Florida was a popular destination for older folks fleeing from the cold of the northern states. But Miami was preparing for a major facelift after 1959.
Fidel Castro had won the Cuban revolution against the dictator and U.S. ally Fulgencio Batista, and the wealthy and middle classes of Cuban society eager to escape a communist regime sought shelter in the shores of Miami as well as Key West (just 90 nautical miles away from Cuba). The migrants didn’t come to stay; they were waiting for a coup spearheaded by the United States. But the Bay of Pigs Invasion was unsuccessful due to the Soviet interruption, and the Cubans settled into their permanent home.
Soon, more migrants would arrive as Castro opened the gates of the island several times to dissenting citizens, and the U.S. enacted the Cuban Adjustment Act of 1966 allowing Cuban refugees to pursue residency.
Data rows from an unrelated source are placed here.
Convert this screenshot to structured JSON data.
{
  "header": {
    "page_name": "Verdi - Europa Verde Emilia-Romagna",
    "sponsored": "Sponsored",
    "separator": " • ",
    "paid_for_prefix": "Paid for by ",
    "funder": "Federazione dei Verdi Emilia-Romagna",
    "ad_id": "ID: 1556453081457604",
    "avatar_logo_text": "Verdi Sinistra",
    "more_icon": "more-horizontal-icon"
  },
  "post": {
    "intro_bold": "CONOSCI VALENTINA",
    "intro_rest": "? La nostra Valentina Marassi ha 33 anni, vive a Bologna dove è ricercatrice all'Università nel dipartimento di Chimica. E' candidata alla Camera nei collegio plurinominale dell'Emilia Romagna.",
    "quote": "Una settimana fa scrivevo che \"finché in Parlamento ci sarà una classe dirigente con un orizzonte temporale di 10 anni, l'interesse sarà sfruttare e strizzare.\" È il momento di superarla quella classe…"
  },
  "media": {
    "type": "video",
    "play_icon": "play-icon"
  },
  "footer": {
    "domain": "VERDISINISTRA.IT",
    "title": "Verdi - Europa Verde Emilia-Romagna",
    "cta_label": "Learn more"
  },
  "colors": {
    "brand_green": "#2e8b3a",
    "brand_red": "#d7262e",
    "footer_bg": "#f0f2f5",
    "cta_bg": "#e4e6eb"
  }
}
Many arrived by airplanes, boats, and those unlucky few by rickety rafts.
Upon reaching the city, the refugees had their documents processed in what is now the Freedom Tower, the former headquarters of The Miami News and now known as the “Ellis Island of the South” due to its role in the Cuban refugee crisis. Most of the Cuban community settled in the area along 8th street (Calle Ocho) in what is now called Little Havana, just west of Downtown Miami. Numerous restaurants, such as Versailles, began to pop up, as well as other eateries with ventanitas (or small windows where you order coffee), and the Maximo Gomez Park, which is also known as Domino Park, where older folks come to play dominoes.
With their growing population, the Cuban community began to transform Miami’s landscape into a Spanish-speaking one. They entered in politics, succeeded in business, and surpassed what was largely an American and African American population—Miami’s population now is 54% Cuban. The city’s transformation into a bilingual community invited other Latin American countries to venture over for economic opportunities.
The city saw an economic boom and a rise in development. Also, businesses found a market in the Spanish-speaking city. The world began to take notice of Miami; though plagued by the cocaine wars of the ’80s, it spurred interest from the film industry which used Vice City as their setting for films such as Scarface and other crime-inspired TV shows. But aside from film, the city has also attracted investors, architects, and sports stars, and even Latin American musicians who want to achieve international influence must come to Miami to secure their popularity.
The Cuban migration has shaped what Miami has turned into—a literal “Capital of Latin America.” The cruise industry is also booming—Port of Miami is one of the busiest ports with 5.3 million visitors last year. All of the city’s neighborhoods and suburbs are mixed with Hispanics and now even Brazilians, along with Russians and other cultures lured to live in the paradise city. The Cuban community has also influenced the city in terms of politics and art, bringing forth politicians such as Marco Rubio and Ileana Ros-Lehtinen, and even Jose M. Pérez, a Cuban American billionaire who sponsored the Pérez Art Museum Miami named after him.
All in all, the Magic City is one of the United States’ most popular tourist destinations, and it may have never held such importance had it not been for the Cuban influence.